* Task prompt
Return each line of the listing that follows in which the string "shortcut" can be found.

* Dataset content
++++
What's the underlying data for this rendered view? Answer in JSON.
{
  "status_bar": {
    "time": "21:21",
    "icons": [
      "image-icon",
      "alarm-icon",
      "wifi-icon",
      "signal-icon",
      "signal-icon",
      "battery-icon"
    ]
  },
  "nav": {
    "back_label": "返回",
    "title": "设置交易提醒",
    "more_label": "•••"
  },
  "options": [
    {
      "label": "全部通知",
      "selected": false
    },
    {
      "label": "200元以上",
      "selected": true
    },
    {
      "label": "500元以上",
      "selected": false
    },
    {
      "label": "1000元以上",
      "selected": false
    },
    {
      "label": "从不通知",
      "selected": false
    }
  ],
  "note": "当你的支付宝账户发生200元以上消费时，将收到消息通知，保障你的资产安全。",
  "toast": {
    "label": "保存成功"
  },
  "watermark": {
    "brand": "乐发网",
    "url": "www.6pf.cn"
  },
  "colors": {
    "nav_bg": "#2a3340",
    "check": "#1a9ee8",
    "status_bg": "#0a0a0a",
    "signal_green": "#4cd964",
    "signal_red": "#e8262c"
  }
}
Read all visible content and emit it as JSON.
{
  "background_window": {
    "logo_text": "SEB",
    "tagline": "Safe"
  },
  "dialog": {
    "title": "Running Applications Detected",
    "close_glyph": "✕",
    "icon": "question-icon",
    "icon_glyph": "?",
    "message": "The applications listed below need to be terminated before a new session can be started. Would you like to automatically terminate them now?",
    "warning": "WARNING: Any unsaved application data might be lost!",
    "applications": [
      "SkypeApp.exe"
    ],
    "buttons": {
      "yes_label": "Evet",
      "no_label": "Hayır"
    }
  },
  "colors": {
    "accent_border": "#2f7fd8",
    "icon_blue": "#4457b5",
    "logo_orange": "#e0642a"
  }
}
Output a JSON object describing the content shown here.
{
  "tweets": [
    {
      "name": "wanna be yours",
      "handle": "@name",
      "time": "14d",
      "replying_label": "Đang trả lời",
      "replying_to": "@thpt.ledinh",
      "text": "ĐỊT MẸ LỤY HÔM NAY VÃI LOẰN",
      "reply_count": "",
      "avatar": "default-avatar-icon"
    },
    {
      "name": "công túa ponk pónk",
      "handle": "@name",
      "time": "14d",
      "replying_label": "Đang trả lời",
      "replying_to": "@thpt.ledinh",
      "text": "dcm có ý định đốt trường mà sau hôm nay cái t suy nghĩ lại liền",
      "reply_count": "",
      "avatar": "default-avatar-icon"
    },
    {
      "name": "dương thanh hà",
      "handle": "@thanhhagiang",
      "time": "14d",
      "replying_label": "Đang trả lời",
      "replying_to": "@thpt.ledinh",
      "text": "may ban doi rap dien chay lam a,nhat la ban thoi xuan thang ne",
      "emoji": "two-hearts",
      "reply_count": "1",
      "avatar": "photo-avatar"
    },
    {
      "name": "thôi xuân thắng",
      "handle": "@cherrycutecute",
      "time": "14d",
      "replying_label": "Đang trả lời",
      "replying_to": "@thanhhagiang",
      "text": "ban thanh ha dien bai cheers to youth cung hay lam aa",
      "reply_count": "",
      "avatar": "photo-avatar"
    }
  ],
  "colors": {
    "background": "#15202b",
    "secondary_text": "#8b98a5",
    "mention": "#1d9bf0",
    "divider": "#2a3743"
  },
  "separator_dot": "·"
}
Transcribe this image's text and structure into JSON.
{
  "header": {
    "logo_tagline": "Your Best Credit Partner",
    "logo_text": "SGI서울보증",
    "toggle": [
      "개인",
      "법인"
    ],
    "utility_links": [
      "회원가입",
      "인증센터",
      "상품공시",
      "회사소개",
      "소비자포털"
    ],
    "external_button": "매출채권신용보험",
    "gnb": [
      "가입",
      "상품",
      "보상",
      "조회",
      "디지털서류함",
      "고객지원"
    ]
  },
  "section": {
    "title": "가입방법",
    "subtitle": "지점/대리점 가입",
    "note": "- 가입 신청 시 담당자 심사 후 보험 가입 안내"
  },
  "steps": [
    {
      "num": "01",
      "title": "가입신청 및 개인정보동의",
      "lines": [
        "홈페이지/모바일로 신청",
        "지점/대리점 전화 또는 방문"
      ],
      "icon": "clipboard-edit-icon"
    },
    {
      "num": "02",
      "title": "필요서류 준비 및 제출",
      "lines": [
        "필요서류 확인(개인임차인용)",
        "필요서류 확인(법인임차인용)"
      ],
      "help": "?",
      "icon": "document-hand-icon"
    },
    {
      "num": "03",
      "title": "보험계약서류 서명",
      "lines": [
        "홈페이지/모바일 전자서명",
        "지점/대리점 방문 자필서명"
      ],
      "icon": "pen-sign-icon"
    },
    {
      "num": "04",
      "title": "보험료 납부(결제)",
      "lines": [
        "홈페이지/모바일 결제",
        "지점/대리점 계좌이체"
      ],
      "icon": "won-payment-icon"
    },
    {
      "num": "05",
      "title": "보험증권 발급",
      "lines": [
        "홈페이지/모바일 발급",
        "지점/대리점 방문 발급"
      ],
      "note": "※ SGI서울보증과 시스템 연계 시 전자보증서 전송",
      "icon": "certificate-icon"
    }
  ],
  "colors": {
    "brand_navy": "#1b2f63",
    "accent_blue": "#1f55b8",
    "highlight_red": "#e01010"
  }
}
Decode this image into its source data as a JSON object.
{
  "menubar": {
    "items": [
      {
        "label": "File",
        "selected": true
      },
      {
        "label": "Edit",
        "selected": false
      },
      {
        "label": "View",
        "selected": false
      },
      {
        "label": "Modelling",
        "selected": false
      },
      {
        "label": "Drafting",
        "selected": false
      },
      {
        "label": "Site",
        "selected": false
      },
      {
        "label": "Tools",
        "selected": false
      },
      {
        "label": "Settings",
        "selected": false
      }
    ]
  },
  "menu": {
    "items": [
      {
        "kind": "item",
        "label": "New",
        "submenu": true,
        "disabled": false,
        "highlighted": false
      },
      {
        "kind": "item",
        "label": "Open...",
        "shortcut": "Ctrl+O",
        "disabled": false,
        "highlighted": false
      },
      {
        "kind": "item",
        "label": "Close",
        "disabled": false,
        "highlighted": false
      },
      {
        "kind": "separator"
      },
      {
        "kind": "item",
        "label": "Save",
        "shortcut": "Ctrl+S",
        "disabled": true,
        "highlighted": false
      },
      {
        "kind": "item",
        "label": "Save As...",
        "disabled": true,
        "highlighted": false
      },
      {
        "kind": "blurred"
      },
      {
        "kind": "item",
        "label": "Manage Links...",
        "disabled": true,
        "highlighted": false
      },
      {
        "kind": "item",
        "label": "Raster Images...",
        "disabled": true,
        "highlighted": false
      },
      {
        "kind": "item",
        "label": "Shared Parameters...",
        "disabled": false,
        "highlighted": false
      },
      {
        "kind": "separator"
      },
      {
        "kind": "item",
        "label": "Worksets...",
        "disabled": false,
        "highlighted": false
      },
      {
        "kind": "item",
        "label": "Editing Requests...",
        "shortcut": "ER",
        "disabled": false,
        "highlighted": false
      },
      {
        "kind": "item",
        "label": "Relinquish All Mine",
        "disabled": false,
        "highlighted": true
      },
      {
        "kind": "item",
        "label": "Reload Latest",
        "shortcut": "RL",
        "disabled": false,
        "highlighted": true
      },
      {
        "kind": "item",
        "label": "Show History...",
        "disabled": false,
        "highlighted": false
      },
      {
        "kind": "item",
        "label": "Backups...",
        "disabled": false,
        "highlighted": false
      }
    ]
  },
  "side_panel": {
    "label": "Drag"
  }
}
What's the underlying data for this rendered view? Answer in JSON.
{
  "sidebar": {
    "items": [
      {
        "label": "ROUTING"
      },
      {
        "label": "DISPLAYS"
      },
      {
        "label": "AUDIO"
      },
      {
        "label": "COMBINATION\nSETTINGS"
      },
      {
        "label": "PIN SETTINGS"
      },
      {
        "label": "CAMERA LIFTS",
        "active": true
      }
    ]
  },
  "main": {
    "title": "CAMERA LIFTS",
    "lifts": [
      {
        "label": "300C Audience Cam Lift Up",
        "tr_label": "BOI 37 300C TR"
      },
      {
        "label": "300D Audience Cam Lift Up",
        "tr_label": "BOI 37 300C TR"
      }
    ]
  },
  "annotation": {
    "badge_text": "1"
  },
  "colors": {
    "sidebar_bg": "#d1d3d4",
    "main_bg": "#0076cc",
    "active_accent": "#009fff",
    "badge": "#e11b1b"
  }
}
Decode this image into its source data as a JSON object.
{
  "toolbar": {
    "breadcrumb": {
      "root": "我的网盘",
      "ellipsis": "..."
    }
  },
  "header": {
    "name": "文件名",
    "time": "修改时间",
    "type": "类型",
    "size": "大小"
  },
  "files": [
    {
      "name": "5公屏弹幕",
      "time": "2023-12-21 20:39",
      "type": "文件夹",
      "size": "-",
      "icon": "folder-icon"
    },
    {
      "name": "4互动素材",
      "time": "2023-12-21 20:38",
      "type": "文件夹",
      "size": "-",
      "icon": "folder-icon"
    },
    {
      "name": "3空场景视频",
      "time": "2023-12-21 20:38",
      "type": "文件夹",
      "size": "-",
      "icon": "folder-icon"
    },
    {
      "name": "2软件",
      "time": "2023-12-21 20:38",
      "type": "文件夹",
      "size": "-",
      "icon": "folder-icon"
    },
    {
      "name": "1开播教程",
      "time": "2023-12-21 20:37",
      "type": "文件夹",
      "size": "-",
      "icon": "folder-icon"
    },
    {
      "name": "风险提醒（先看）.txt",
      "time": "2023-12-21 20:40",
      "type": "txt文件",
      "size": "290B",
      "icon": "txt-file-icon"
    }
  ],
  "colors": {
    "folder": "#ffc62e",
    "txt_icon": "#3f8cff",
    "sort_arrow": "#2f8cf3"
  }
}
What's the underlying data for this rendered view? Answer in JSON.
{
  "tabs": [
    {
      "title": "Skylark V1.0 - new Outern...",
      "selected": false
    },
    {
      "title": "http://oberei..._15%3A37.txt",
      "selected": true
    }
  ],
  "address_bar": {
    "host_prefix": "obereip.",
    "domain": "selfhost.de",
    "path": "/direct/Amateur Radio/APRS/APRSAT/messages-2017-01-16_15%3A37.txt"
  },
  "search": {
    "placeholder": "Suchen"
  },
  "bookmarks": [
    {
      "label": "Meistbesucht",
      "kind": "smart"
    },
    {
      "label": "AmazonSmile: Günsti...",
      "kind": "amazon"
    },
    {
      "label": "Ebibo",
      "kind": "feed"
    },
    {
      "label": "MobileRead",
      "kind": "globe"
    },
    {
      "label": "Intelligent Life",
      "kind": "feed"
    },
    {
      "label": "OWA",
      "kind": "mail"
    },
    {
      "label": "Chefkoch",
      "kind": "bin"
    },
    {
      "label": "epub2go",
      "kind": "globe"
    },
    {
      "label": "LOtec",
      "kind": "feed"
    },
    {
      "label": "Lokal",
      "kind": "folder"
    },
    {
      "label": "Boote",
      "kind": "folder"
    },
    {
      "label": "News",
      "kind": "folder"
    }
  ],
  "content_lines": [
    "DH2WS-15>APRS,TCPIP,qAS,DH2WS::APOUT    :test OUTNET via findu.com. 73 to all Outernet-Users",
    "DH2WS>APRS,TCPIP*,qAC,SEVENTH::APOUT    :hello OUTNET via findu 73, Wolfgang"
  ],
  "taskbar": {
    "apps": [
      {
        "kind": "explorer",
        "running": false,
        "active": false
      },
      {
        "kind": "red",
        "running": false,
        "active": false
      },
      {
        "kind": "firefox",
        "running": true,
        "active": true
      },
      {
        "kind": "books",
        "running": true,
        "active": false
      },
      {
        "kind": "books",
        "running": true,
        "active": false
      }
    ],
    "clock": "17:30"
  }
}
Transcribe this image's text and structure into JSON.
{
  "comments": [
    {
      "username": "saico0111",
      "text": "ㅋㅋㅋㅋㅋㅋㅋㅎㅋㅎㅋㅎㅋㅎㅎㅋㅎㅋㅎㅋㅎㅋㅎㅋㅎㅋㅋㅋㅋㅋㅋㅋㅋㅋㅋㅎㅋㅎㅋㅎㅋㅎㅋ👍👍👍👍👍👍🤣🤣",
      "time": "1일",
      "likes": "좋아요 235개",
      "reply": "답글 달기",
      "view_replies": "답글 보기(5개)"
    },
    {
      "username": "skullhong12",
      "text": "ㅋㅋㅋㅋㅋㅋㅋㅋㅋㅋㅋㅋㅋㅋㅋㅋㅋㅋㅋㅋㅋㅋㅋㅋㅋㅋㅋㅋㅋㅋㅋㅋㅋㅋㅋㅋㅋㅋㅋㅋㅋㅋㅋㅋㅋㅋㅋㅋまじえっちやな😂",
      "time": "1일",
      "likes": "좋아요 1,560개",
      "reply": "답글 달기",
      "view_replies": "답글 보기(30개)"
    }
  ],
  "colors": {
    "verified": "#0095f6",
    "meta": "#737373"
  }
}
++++
* Written answer
        "shortcut": "Ctrl+O",
        "shortcut": "Ctrl+S",
        "shortcut": "ER",
        "shortcut": "RL",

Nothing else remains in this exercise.